The Copyright Amendment (Online Infringement) Bill 2015 allows copyright holders to apply to court to have piracy websites blocked by Internet Service Providers (ISPs). The power can even be used to block websites which 'facilitate' infringement. Many Australian consumers use Virtual Private Networks (VPN) to by-pass geo-blocking restrictions and buy content from overseas. Copyright holders believe this practice breaches their rights under the Copyright Act and may use this new blocking power against VPN websites.
ACCAN believes consumers should have the freedom to choose where they purchase content. Improved choice will also address some of the problems around access, delayed release dates and affordability which fuel piracy.
Judges will also be required to consider the 'public interest' before ordering a website block. Currently there is no clear way for interested parties, like consumer groups, to give evidence on the public interest. In most cases judges will only be relying on the word of rights holders before deciding to shut down a website.
We are calling on the Government to conduct a cost benefit analysis of the blocking bill.

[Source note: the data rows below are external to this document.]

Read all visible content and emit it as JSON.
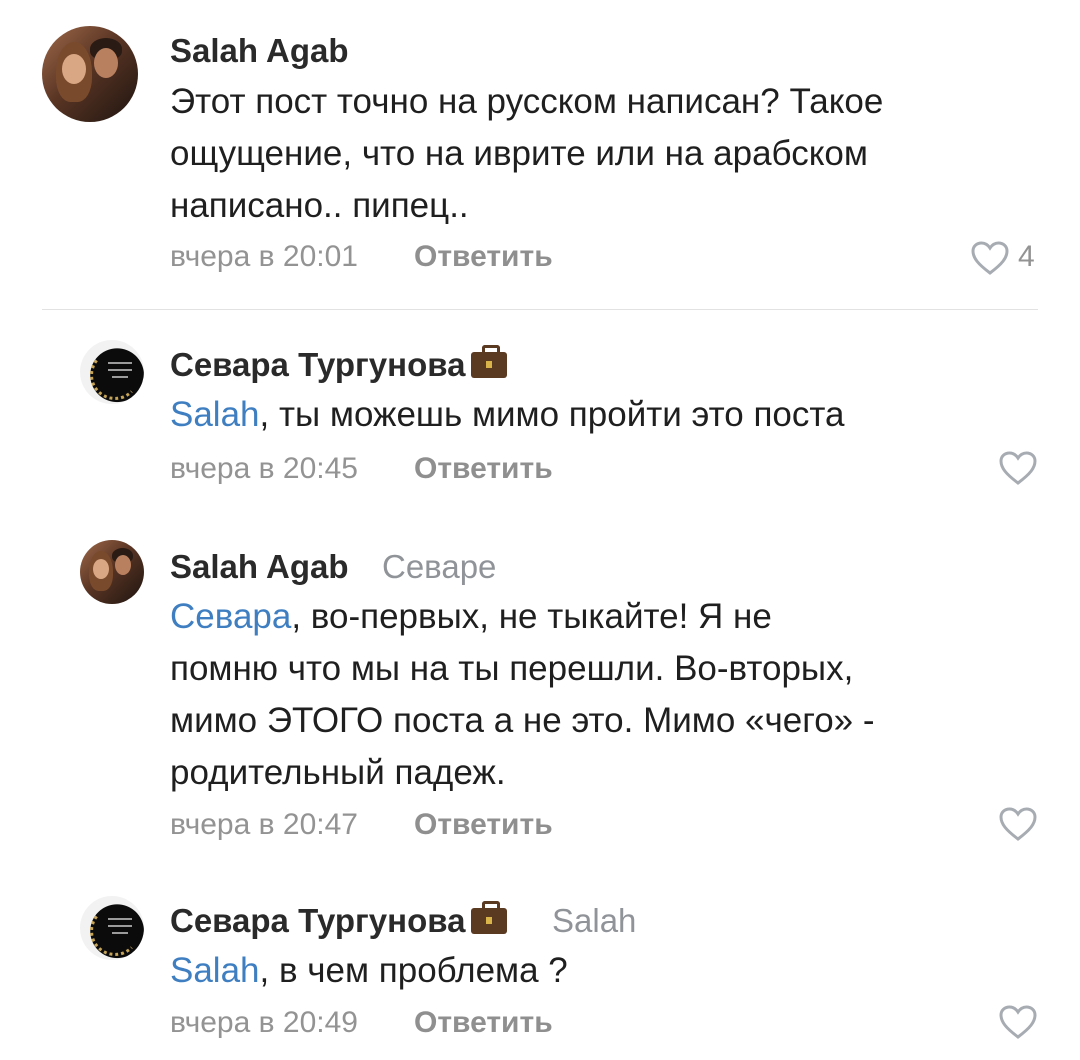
{
  "colors": {
    "mention": "#3f7fc1",
    "meta": "#939393",
    "icon": "#a7acb3"
  },
  "comments": [
    {
      "author": "Salah Agab",
      "avatar": "couple-photo-avatar",
      "text_lines": [
        "Этот пост точно на русском написан? Такое",
        "ощущение, что на иврите или на арабском",
        "написано.. пипец.."
      ],
      "time": "вчера в 20:01",
      "reply_label": "Ответить",
      "likes": "4"
    },
    {
      "author": "Севара Тургунова",
      "badge_icon": "briefcase-icon",
      "mention": "Salah",
      "text_rest": ", ты можешь мимо пройти это поста",
      "time": "вчера в 20:45",
      "reply_label": "Ответить"
    },
    {
      "author": "Salah Agab",
      "reply_to": "Севаре",
      "mention": "Севара",
      "text_first_rest": ", во-первых, не тыкайте! Я не",
      "text_lines": [
        "помню что мы на ты перешли. Во-вторых,",
        "мимо ЭТОГО поста а не это. Мимо «чего» -",
        "родительный падеж."
      ],
      "time": "вчера в 20:47",
      "reply_label": "Ответить"
    },
    {
      "author": "Севара Тургунова",
      "badge_icon": "briefcase-icon",
      "reply_to": "Salah",
      "mention": "Salah",
      "text_rest": ", в чем проблема ?",
      "time": "вчера в 20:49",
      "reply_label": "Ответить"
    }
  ]
}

Dutch research found that site blocking against file sharing often has an immediate effect, but this typically fades out after a period of six months as new sources for pirated content emerge. ACCAN's concern is that this website blocking bill may devolve into an expensive game of 'whack-a-mole', which consumers will end up paying for through higher internet bills.